Work instruction
Leaving the pictures aside, return all of the data below exactly.

[Page and application data records]
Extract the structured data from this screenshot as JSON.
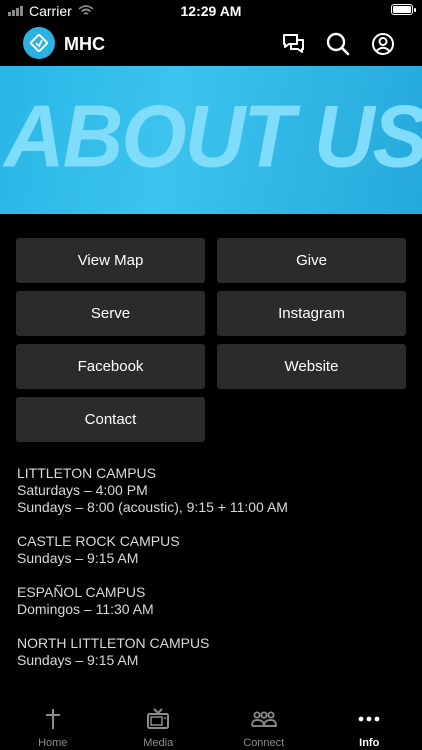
{
  "status_bar": {
    "carrier": "Carrier",
    "time": "12:29 AM"
  },
  "header": {
    "title": "MHC"
  },
  "banner": {
    "text": "ABOUT US"
  },
  "buttons": [
    "View Map",
    "Give",
    "Serve",
    "Instagram",
    "Facebook",
    "Website",
    "Contact"
  ],
  "campuses": [
    {
      "name": "LITTLETON CAMPUS",
      "lines": [
        "Saturdays – 4:00 PM",
        "Sundays – 8:00 (acoustic), 9:15 + 11:00 AM"
      ]
    },
    {
      "name": "CASTLE ROCK CAMPUS",
      "lines": [
        "Sundays – 9:15 AM"
      ]
    },
    {
      "name": "ESPAÑOL CAMPUS",
      "lines": [
        "Domingos – 11:30 AM"
      ]
    },
    {
      "name": "NORTH LITTLETON CAMPUS",
      "lines": [
        "Sundays – 9:15 AM"
      ]
    }
  ],
  "tabs": [
    {
      "label": "Home",
      "icon": "cross-icon",
      "active": false
    },
    {
      "label": "Media",
      "icon": "tv-icon",
      "active": false
    },
    {
      "label": "Connect",
      "icon": "group-icon",
      "active": false
    },
    {
      "label": "Info",
      "icon": "more-icon",
      "active": true
    }
  ],
  "colors": {
    "accent": "#2bb2e0",
    "button_bg": "#2b2b2b",
    "background": "#000000"
  }
}
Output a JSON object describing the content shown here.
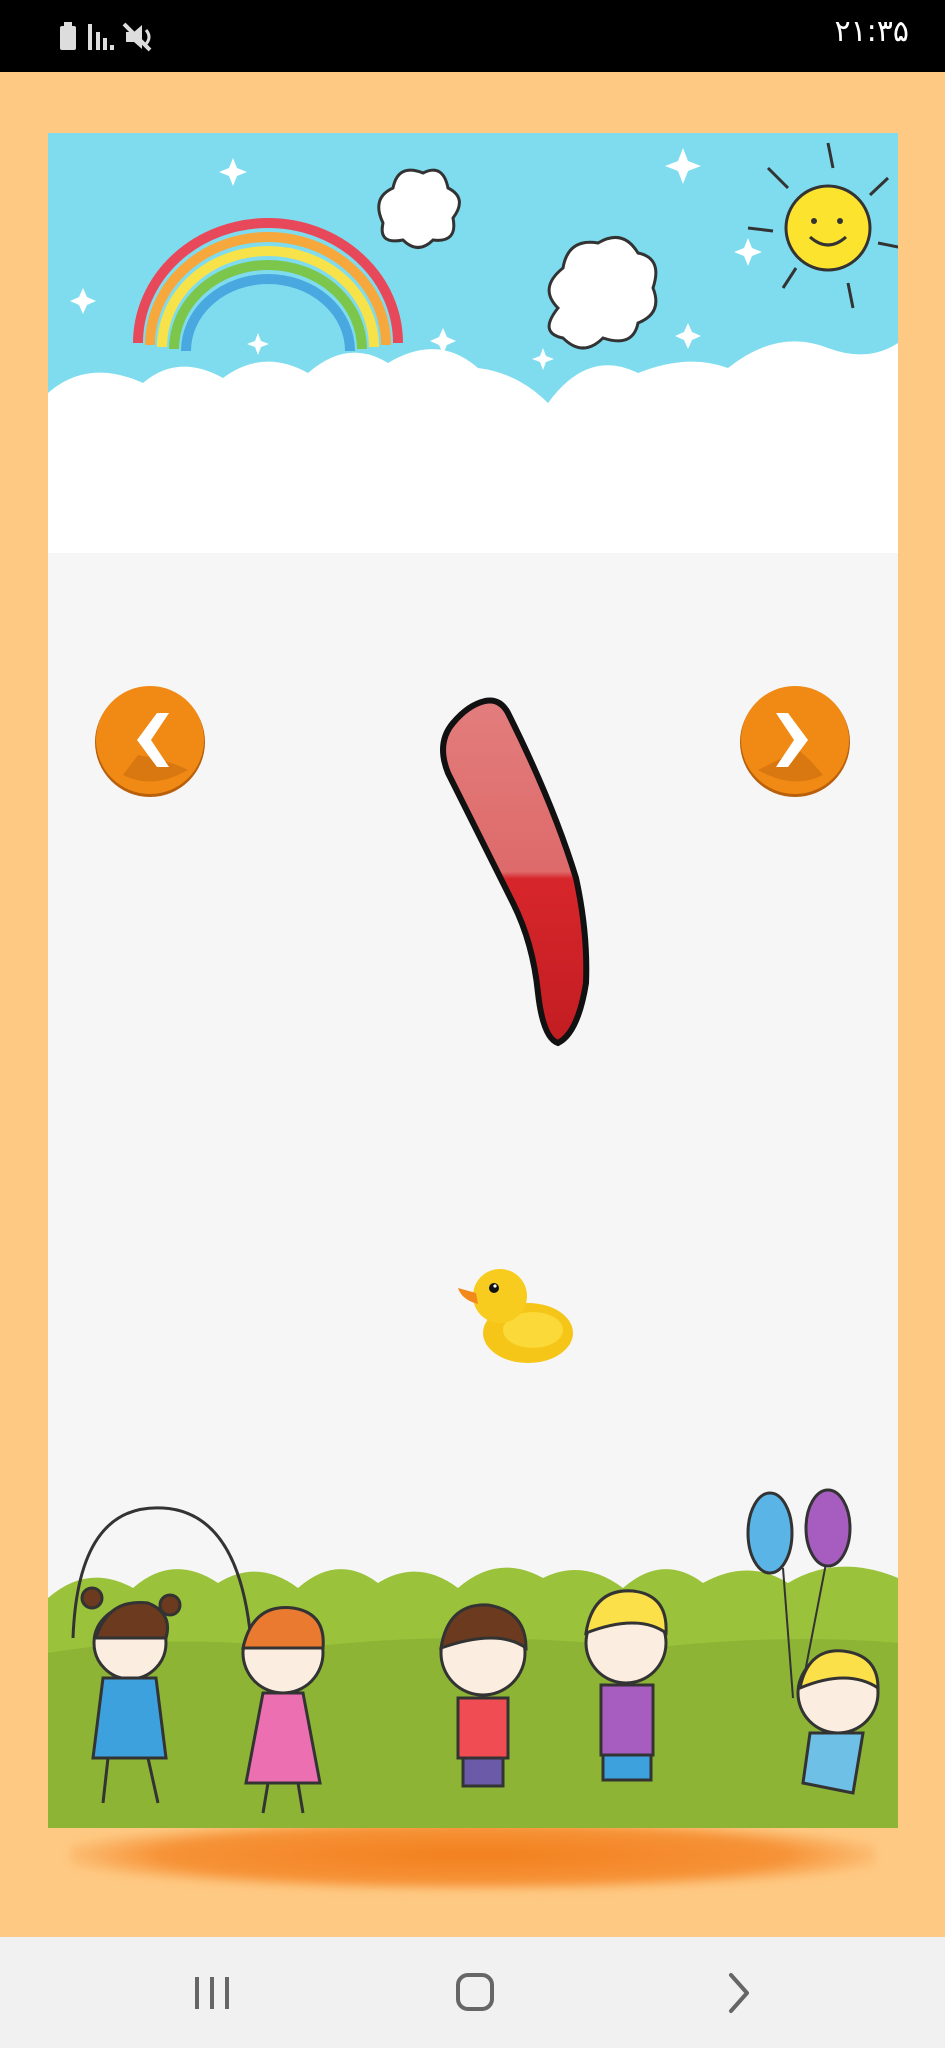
{
  "status_bar": {
    "time": "۲۱:۳۵",
    "icons": [
      "battery-icon",
      "signal-icon",
      "mute-icon"
    ]
  },
  "lesson": {
    "numeral": "۱",
    "picture": "duck-image",
    "count": 1
  },
  "controls": {
    "prev_icon": "chevron-left-icon",
    "next_icon": "chevron-right-icon"
  },
  "navigation_bar": {
    "keys": [
      "recents-icon",
      "home-icon",
      "back-icon"
    ]
  },
  "colors": {
    "page_background": "#fec983",
    "sky": "#7fdcee",
    "grass": "#9bc23b",
    "button_orange": "#f08a14",
    "numeral_red": "#d7262b"
  }
}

Solution
Extract the structured data from this screenshot as JSON.
{
  "status_bar": {
    "carrier": "Carrier",
    "time": "12:29 AM"
  },
  "header": {
    "title": "MHC"
  },
  "banner": {
    "text": "ABOUT US"
  },
  "buttons": [
    "View Map",
    "Give",
    "Serve",
    "Instagram",
    "Facebook",
    "Website",
    "Contact"
  ],
  "campuses": [
    {
      "name": "LITTLETON CAMPUS",
      "lines": [
        "Saturdays – 4:00 PM",
        "Sundays – 8:00 (acoustic), 9:15 + 11:00 AM"
      ]
    },
    {
      "name": "CASTLE ROCK CAMPUS",
      "lines": [
        "Sundays – 9:15 AM"
      ]
    },
    {
      "name": "ESPAÑOL CAMPUS",
      "lines": [
        "Domingos – 11:30 AM"
      ]
    },
    {
      "name": "NORTH LITTLETON CAMPUS",
      "lines": [
        "Sundays – 9:15 AM"
      ]
    }
  ],
  "tabs": [
    {
      "label": "Home",
      "icon": "cross-icon",
      "active": false
    },
    {
      "label": "Media",
      "icon": "tv-icon",
      "active": false
    },
    {
      "label": "Connect",
      "icon": "group-icon",
      "active": false
    },
    {
      "label": "Info",
      "icon": "more-icon",
      "active": true
    }
  ],
  "colors": {
    "accent": "#2bb2e0",
    "button_bg": "#2b2b2b",
    "background": "#000000"
  }
}
Output a JSON object describing the content shown here.
{
  "status_bar": {
    "time": "۲۱:۳۵",
    "icons": [
      "battery-icon",
      "signal-icon",
      "mute-icon"
    ]
  },
  "lesson": {
    "numeral": "۱",
    "picture": "duck-image",
    "count": 1
  },
  "controls": {
    "prev_icon": "chevron-left-icon",
    "next_icon": "chevron-right-icon"
  },
  "navigation_bar": {
    "keys": [
      "recents-icon",
      "home-icon",
      "back-icon"
    ]
  },
  "colors": {
    "page_background": "#fec983",
    "sky": "#7fdcee",
    "grass": "#9bc23b",
    "button_orange": "#f08a14",
    "numeral_red": "#d7262b"
  }
}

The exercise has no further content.